Case 6: Eastern Bank Limited
According to the annual report of 2012 Eastern Bank Limited (EBL) mainly provides institutional support rather than contributing to individual patients.

EBL contributed in the treatment of Thalassemia patients. EBL supports Bangladesh Thalassemia Foundation in their different efforts. In the year 2012, EBL donated a Refrigerated Centrifuge to this foundation.

This bank also supports Blind Education and Rehabilitation Development Organization (BERDO) - an organization that deals with the physically and mentally disabled people in Bangladesh. In 2012 the bank donated five computers for the education of visually impaired students. EBL also donated computers to Proyash - an institution working for the people with various disabilities.

Analysis and Conclusion
If these cases are analysed, certain features of corporate contribution in the health sector in relation to the banking companies of Bangladesh can be identified.

Firstly, the sample banks taken as cases contribute in the healthcare sector mainly in three ways:
a. Some of these banks donated funds for the infrastructure development of several hospitals and other medical centres.
b. Some of these banks contributed to the society by joining hands with some other institutions like NGOs.
c. Some of these banks went for individual donations.

Secondly, various diseases along with physical and mental disabilities got importance from these banks.

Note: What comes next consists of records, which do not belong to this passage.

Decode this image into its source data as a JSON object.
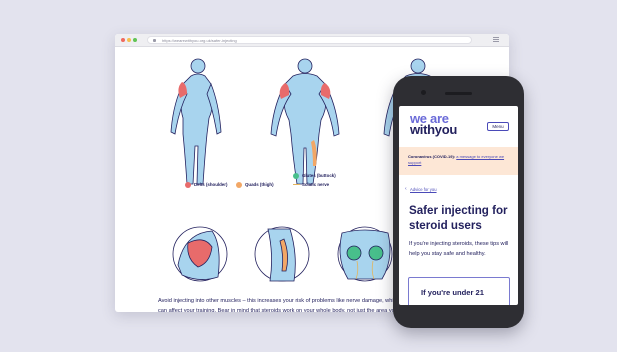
{
  "browser": {
    "url": "https://wearewithyou.org.uk/safer-injecting"
  },
  "legend": {
    "delts": "Delts (shoulder)",
    "quads": "Quads (thigh)",
    "glutes": "Glutes (buttock)",
    "sciatic": "Sciatic nerve"
  },
  "colors": {
    "delts": "#e86b6b",
    "quads": "#f2a766",
    "glutes": "#48bf8b",
    "sciatic": "#e3b55d",
    "body": "#a8d4ee",
    "ink": "#23215e",
    "brand": "#4a4ab8"
  },
  "article": {
    "paragraph": "Avoid injecting into other muscles – this increases your risk of problems like nerve damage, which can affect your training. Bear in mind that steroids work on your whole body, not just the area you're injecting into."
  },
  "phone": {
    "logo_line1": "we are",
    "logo_line2": "withyou",
    "menu_label": "Menu",
    "alert_title": "Coronavirus (COVID-19):",
    "alert_link": "a message to everyone we support",
    "back_link": "Advice for you",
    "heading": "Safer injecting for steroid users",
    "intro": "If you're injecting steroids, these tips will help you stay safe and healthy.",
    "card_title": "If you're under 21"
  }
}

If these cases can be analysed it can be seen that the banks have donated for eye treatment, liver treatment, kidney treatment, thalassemia treatment and some others. Other than these, autism also got importance from one of these banks. Thirdly, other than just donating for treatment, banks invested in medical camps. One of the banks donated money for educating disabled people. Fourthly, these banks mainly tried to help the poor people who require financial assistance for their health related problems.

According to legitimacy theory, business organizations must manage the perceptions of the stakeholders in order to legitimize their actions. There is no doubt that the CSR activities are performed with a motivation to manage the impressions of the stakeholders. There are two advantages of CSR activities. Firstly, the companies can develop goodwill that helps them to survive in the market. Shareholders get benefit from this. Secondly, the community/society gets the benefits of these CSR activities. Some other stakeholders than the shareholders get benefit.

In a country like Bangladesh where the population is huge and poverty is massive, Government alone cannot solve all the social problems. Healthcare is a basic requirement for humankind. That is why these corporate initiatives in relation to healthcare facilities can be considered as praiseworthy.

Deegan, C. and Unerman, J. (2006). Financial Accounting Theory (European edition). London: The Mc-Graw-Hill Companies.
Henslin, J. M. (2011). Social Problems A Down to Earth Approach (10th edition). Boston: Allyn and Bacon.
Hossain, D.M. (2010). Social Responsibility Practices of Business Organizations: Bangladesh Perspective. In Williams, G. (ed.), Responsible Management in Asia Perspectives on CSR, UK: Palgrave Macmillan.